→ **Directions for this task**: Among the entries that follow, find every line with the word "JSON" and copy it.

→ **Dataset**:
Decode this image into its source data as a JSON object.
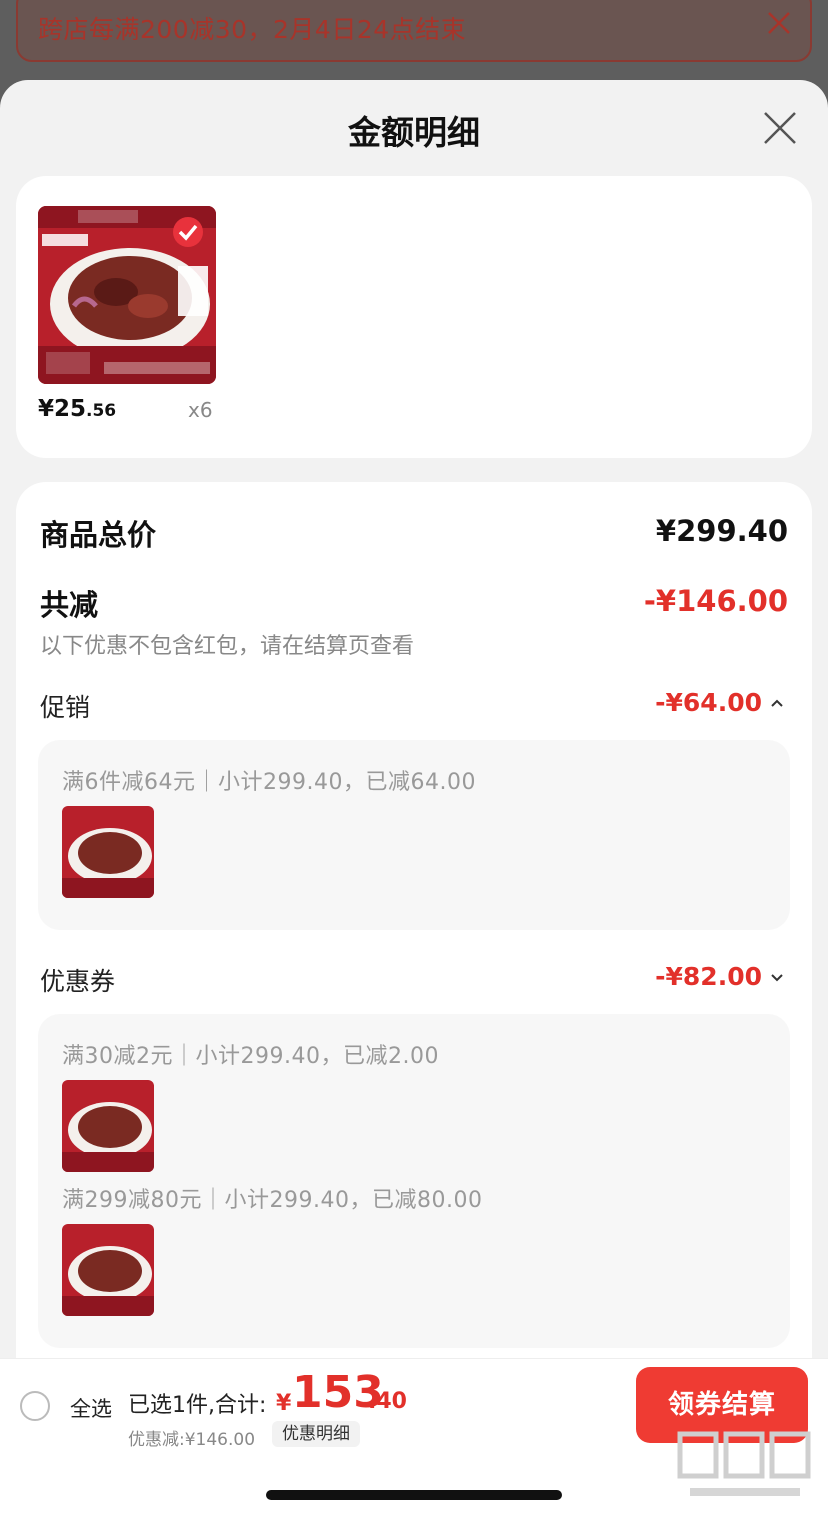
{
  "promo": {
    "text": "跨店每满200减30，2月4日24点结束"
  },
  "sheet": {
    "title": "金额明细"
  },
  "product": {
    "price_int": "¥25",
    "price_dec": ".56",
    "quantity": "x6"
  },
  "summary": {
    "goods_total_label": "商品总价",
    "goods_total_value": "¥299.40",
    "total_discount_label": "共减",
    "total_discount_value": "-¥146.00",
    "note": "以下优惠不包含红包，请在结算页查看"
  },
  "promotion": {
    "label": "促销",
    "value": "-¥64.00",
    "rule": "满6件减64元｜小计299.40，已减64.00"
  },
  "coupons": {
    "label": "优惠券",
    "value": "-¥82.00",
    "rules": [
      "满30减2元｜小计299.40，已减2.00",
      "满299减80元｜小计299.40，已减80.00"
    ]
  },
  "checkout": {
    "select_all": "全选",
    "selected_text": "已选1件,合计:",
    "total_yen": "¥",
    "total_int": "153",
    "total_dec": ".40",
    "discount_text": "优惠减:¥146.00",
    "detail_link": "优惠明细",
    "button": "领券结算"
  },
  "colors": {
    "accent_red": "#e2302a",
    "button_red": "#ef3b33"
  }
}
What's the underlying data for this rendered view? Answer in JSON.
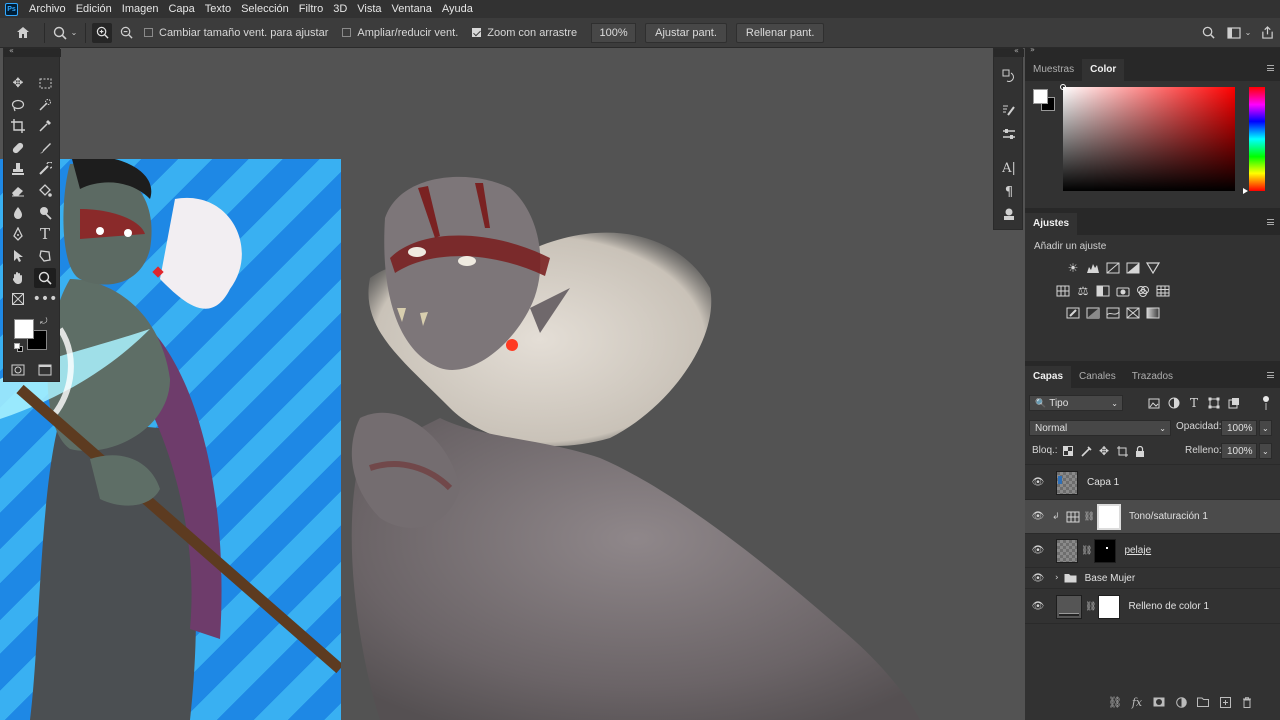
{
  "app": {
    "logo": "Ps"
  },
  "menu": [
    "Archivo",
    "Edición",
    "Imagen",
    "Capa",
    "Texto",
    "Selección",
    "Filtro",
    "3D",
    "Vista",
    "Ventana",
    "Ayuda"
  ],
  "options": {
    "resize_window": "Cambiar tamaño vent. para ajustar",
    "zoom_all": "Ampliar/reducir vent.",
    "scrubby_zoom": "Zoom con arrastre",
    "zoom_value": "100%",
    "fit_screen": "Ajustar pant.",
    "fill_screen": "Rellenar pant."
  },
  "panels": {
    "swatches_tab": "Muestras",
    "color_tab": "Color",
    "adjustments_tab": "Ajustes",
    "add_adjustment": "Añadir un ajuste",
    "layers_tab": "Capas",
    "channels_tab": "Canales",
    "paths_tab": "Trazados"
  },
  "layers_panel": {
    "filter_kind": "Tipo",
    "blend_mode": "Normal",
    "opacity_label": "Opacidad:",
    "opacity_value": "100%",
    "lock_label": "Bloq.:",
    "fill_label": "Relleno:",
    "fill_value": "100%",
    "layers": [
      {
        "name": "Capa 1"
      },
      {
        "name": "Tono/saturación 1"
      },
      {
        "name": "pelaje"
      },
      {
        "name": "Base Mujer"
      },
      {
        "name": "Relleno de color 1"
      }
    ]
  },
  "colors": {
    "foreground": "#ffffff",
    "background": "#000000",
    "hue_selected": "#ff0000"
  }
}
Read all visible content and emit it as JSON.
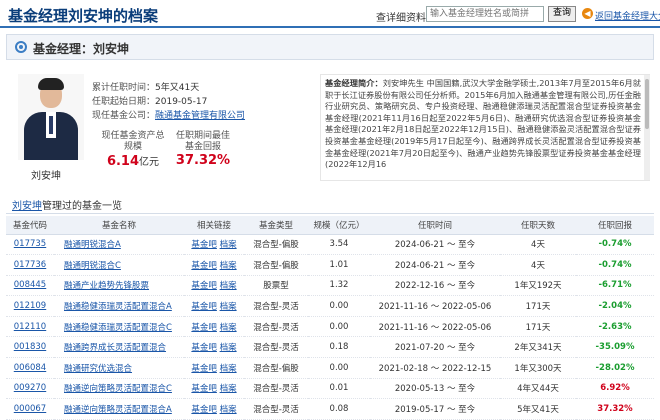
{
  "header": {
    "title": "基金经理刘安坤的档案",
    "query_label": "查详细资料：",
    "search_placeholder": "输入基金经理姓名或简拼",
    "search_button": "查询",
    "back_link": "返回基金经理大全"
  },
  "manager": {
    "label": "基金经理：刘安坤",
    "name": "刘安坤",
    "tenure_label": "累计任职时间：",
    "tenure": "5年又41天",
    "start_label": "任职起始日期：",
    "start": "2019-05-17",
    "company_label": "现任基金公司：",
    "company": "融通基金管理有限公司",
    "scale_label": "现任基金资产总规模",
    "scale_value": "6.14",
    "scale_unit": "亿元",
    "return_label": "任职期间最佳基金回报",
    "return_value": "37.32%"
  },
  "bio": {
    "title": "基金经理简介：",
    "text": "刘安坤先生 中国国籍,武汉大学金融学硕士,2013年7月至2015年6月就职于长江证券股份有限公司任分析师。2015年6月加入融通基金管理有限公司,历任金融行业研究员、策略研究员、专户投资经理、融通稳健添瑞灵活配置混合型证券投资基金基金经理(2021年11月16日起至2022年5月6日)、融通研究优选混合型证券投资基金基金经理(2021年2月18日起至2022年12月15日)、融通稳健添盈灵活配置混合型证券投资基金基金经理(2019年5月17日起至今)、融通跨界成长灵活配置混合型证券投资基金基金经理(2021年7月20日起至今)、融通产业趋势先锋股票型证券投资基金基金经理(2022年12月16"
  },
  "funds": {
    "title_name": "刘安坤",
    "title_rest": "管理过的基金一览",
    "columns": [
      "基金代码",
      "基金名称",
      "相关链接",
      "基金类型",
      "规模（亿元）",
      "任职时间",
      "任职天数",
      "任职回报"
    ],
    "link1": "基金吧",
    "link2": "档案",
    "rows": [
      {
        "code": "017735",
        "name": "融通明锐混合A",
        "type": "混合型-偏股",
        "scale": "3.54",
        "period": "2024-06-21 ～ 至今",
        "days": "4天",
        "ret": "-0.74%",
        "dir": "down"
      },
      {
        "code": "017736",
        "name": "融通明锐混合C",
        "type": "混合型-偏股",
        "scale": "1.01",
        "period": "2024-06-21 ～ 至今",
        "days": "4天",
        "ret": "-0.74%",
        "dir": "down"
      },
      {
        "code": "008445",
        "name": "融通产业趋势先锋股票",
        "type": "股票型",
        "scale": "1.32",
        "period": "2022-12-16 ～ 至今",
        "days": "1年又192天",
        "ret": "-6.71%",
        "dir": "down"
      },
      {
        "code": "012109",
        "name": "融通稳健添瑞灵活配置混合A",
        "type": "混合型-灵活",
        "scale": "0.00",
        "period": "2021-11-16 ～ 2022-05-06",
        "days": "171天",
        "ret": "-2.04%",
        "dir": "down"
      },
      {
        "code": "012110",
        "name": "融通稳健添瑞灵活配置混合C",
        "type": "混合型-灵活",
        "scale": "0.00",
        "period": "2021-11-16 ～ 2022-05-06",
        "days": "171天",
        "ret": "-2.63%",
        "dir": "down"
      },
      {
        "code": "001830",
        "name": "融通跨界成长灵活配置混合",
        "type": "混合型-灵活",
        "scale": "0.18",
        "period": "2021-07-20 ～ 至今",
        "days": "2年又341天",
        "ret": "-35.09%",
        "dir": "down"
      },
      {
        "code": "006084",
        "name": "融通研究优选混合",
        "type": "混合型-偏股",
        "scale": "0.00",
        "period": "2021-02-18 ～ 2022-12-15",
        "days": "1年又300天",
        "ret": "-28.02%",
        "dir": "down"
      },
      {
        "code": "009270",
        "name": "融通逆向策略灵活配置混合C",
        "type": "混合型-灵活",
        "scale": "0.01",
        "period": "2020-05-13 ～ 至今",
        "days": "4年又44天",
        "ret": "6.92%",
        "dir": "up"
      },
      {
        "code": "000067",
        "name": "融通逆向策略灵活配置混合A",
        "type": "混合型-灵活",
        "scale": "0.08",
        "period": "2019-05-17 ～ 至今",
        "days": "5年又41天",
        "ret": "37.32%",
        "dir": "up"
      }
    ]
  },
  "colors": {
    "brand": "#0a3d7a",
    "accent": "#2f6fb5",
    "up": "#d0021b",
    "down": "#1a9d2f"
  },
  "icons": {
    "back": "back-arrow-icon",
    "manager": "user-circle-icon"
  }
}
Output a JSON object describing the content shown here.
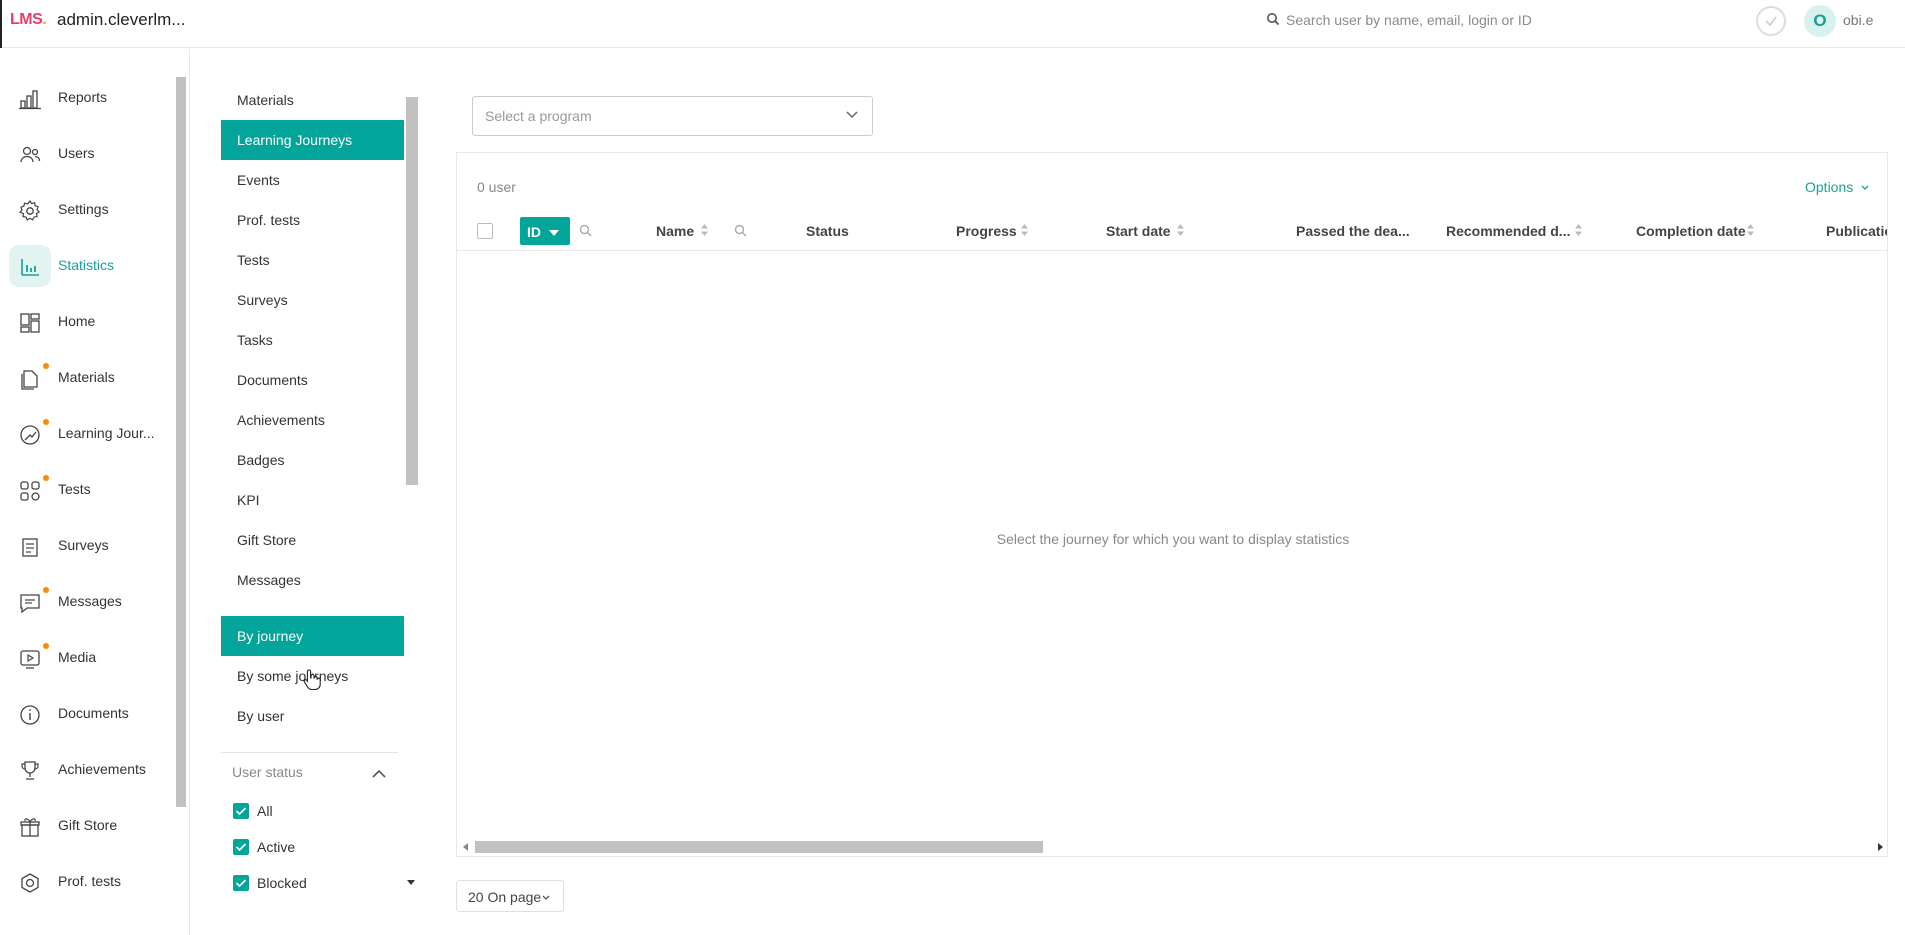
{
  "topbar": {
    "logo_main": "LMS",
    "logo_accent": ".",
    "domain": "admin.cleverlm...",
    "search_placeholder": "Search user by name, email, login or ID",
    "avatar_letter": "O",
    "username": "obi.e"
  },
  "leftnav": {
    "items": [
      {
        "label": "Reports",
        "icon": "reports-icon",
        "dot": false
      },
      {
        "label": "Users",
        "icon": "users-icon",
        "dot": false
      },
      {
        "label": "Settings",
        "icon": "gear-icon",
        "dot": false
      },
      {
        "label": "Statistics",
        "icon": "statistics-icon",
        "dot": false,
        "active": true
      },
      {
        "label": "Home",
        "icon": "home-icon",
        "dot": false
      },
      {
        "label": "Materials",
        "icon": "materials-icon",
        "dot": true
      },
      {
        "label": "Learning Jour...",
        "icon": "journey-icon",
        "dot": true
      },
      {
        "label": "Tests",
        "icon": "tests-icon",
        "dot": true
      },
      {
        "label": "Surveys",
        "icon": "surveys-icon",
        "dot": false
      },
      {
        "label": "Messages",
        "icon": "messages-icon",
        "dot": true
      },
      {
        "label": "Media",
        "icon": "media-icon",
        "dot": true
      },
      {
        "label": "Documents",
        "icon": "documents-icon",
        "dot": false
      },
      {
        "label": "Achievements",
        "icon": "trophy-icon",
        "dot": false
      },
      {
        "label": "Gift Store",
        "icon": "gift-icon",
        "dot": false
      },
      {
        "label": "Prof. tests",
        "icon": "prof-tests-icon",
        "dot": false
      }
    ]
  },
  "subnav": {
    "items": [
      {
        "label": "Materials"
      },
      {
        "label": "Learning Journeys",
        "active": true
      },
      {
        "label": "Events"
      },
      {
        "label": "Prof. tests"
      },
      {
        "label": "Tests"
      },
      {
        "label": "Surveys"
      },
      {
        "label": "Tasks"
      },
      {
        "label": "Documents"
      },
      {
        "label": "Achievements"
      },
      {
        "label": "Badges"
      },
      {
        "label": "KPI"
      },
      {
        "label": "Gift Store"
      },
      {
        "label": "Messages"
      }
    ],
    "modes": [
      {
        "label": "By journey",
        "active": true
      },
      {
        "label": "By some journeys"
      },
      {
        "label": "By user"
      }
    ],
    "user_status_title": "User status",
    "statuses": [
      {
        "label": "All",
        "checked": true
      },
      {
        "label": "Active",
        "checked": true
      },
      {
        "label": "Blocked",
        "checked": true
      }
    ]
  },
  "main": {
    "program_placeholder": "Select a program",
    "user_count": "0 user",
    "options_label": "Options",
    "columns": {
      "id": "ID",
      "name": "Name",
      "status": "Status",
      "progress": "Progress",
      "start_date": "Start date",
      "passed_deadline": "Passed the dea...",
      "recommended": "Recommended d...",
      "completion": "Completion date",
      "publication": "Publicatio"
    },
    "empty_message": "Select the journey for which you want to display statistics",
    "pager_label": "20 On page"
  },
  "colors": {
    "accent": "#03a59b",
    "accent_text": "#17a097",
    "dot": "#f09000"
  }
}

→ **Written answer**:
Decode this image into its source data as a JSON object.
What's the underlying data for this rendered view? Answer in JSON.
Read all visible content and emit it as JSON.
Output a JSON object describing the content shown here.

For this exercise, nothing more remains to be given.